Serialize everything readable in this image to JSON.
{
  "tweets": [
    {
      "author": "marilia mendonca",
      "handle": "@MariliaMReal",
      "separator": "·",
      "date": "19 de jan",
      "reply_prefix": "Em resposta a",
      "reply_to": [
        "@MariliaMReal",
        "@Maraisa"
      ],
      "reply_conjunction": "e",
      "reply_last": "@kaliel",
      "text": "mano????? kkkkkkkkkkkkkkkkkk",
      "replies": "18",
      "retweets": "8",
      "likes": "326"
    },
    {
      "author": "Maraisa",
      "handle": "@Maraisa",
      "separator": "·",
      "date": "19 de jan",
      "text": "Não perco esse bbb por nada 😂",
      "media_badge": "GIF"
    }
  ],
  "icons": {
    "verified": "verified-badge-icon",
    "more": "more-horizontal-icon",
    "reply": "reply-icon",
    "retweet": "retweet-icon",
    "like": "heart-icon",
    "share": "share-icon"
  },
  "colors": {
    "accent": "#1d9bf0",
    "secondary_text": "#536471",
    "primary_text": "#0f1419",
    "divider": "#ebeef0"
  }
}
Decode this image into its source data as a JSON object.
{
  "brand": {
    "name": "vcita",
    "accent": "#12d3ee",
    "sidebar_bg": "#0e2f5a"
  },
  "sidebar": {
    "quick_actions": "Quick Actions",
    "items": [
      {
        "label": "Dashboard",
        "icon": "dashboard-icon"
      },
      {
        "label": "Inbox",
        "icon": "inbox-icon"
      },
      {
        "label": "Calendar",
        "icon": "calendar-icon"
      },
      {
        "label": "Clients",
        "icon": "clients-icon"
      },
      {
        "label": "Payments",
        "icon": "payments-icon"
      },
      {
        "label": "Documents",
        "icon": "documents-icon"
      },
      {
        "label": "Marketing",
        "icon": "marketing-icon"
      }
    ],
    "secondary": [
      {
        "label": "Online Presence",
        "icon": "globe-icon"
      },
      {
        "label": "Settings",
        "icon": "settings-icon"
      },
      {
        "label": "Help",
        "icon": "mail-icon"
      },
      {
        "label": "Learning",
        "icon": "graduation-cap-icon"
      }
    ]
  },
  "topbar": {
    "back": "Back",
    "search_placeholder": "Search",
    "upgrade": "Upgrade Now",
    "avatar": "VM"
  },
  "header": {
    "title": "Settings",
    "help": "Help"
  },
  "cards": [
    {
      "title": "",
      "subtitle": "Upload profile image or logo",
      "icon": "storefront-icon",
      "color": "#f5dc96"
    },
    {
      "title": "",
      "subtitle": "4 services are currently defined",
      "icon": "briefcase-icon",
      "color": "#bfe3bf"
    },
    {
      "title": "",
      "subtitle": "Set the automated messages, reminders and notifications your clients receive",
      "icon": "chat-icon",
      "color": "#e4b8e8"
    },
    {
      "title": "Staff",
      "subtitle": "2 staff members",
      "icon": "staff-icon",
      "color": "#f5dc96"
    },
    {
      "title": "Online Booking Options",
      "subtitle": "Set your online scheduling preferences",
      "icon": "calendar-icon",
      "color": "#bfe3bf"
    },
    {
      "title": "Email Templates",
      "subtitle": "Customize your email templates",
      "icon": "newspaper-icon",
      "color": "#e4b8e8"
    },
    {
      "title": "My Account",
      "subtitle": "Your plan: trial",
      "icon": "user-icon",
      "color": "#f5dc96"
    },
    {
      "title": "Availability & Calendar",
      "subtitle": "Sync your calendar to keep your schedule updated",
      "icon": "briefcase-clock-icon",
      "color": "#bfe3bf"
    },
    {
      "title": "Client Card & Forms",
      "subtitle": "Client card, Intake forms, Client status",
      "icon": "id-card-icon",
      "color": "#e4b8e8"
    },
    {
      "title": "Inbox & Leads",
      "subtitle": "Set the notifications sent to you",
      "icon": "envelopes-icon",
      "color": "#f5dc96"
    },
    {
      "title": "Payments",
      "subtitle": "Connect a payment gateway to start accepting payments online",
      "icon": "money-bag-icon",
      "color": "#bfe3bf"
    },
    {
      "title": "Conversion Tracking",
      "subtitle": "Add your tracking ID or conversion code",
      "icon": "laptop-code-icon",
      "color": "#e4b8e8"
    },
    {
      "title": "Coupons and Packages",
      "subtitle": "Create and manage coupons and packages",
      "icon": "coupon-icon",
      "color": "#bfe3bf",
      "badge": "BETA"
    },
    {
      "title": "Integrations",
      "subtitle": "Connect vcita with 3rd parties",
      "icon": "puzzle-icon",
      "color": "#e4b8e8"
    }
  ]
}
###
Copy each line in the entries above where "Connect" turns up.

      "subtitle": "Connect a payment gateway to start accepting payments online",
      "subtitle": "Connect vcita with 3rd parties",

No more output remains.